In a recent Harvard Business Review blog Is R&D Getting Harder, or Are Companies Just Getting Worse At It?, Anne Marie Knott focused on the decreasing success of corporate innovation projects. Innovation drives growth. Leaders must ensure a constant stream of new, creative ideas to develop innovative solutions to stay ahead of competitors. Though companies have increased investments in research and development (R&D), returns have declined 65% over the past 30 years.
Innovation is Getting Harder
Some leaders and academics feel that R&D is currently much more difficult than in the past – most good ideas are already developed and the increase in additional scientists have diminished returns (more scientists, less innovations). Accurate or not, Knott (and myself) feel that another argument that explains the decline of innovation (if it exists) is that companies are just not very good at innovation. Knott studied publicly traded company financials and found that industry innovation had declined; however, corporate innovation was strong, as new industries were created.
Knott noted that though innovation might have gotten harder for some, it had not gotten harder for everyone. This insight potentially showed how some companies were better at innovation than others. Knott also showed how industries might disappear, but companies do not have to. For example, some companies moved beyond typewriters and moved into the growing computer industry. The typewriter industry is gone, and so are many companies that did not embrace change. The computer industry is currently larger than the typewriter industry ever was, and more companies are benefiting from ongoing innovations. New ideas continue to be developed, new companies form (e.g., Uber, WeWork, Thinx), and new industries (e.g., share economy, AI) are created.
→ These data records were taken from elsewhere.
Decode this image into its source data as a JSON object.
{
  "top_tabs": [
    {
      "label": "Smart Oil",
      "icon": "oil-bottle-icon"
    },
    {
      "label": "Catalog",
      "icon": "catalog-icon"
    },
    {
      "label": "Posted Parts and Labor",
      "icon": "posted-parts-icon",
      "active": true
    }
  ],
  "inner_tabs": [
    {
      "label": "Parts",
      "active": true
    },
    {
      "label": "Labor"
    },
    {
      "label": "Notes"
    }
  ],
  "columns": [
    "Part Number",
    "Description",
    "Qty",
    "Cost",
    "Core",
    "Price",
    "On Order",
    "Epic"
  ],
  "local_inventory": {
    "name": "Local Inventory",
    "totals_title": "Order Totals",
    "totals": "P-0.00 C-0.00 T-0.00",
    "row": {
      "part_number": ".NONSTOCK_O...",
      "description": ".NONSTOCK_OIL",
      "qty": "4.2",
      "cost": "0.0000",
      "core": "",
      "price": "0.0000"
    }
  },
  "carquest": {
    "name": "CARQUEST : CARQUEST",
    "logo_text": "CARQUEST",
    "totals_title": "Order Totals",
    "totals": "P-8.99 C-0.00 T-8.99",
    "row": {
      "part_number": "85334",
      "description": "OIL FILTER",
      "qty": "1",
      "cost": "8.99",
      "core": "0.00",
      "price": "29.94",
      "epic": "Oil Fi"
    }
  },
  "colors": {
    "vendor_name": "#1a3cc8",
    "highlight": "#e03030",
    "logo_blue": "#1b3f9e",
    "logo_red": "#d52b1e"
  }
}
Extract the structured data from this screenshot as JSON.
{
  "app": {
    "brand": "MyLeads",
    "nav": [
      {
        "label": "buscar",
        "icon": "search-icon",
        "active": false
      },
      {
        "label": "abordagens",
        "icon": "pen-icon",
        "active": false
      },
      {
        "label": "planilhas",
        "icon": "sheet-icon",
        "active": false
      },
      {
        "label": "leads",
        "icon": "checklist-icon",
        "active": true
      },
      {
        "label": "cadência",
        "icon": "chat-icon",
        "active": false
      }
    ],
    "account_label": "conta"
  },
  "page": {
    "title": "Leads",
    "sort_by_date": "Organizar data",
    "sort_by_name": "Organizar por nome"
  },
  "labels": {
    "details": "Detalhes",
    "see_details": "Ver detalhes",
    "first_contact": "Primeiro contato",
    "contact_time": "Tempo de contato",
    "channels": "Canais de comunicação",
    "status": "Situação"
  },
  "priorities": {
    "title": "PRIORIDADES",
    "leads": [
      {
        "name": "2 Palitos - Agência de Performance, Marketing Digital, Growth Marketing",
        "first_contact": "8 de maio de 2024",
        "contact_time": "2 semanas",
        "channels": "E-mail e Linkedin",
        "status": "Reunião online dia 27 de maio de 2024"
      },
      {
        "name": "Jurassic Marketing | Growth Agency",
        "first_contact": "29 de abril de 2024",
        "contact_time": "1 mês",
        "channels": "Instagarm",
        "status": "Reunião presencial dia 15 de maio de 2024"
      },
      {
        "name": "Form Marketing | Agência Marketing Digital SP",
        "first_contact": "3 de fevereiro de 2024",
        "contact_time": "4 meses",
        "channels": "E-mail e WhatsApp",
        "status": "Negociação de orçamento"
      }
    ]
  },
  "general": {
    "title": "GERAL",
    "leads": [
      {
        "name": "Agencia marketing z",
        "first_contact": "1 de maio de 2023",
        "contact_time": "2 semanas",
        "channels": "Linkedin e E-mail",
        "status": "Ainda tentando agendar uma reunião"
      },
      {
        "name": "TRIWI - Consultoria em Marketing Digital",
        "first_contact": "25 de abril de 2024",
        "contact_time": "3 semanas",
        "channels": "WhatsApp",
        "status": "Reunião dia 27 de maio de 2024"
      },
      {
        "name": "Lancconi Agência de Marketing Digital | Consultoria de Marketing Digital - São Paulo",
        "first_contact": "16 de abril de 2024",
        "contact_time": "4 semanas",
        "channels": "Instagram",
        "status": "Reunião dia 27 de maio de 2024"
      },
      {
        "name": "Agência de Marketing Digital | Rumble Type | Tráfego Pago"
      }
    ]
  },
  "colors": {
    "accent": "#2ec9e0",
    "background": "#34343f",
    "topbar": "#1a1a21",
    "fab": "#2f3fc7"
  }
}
A company does not have to die unless it allows itself to. Companies that are strong in innovation and strategic transformation adapt, grow, and thrive.
Polaroid is basically gone. It was the market leader in instant photography but refused to accept market and technology trends. Founder and CEO Edwin Land hired people who did not challenge his ideas. Group think and avoiding dissent permeated the organization. As the market moved towards videotape-based systems, Land hung onto film and poured increasingly larger resources into niche products. He could not reinvent himself and Polaroid paid the price. Hanging onto the status quo resulted in a once powerhouse of innovation to decline and basically disappear.
Smith Corona was the leader in typewriters. The company was also one of the first to develop innovative word processors. Unfortunately, the firm had great word processors but never leveraged the advantage – leaders did not see word processors replacing typewriters (nor the computer trend). Executives did not embrace the growing computer market and did not invest beyond typewriters. Now Smith Corona only offers labels – a shadow of their past.
Any industry and company can disappear. Innovation is hard, but not impossible. And no, not all the good ideas have been used. Developing creative ideas can be done much easier than people think. Like any skill, it can be developed with practice and the right tools. Individuals and companies must reinvent themselves. It is critical to understand trends and see where the world is moving, and not be left behind.
My personal experience is most teams use poor methods to develop new products and services. Ideation is typically done ad hoc and haphazardly. Most teams do not learn, adapt, and improve business practices. A team member might practice golf three days per week, but will not study how to perform their job better. Learning typically ends after the diploma is earned. Leaders and employees only know what they know.
Without a constant, proactive mindset (individually and corporately) new trends will pass you by (competitors, too). Teams need to move away from haphazard habits to create ideas and develop innovative solutions. Adopting deliberate and systematic tools and techniques can increase innovation return.
It is time to embrace change and ambiguity. Teams must be encouraged to continuously learn, improve, and share new techniques throughout the organization. They need to create habits of testing, experimenting, and embracing failure.
Innovation is not about serendipity, it is about using systematic techniques to formalize ideation to drive a higher quantity of ideas resulting in a few, high quality “golden nuggets”.
Differentiate yourself, your team, and your company. Practice using different innovation tools and techniques and keep the ones that work. Encourage ongoing learning and experimentation. Stop relying on what worked in the past. If you are not working harder than the competition and creatively leveraging new technologies and meeting unmet needs, growth will decline and you will be passed by. Don’t be like Polaroid, Smith Corona, Kodak, Blackberry and so many other incumbents of the past. Learn, change, and grow. Strategic transformation is hard work, but worth the effort.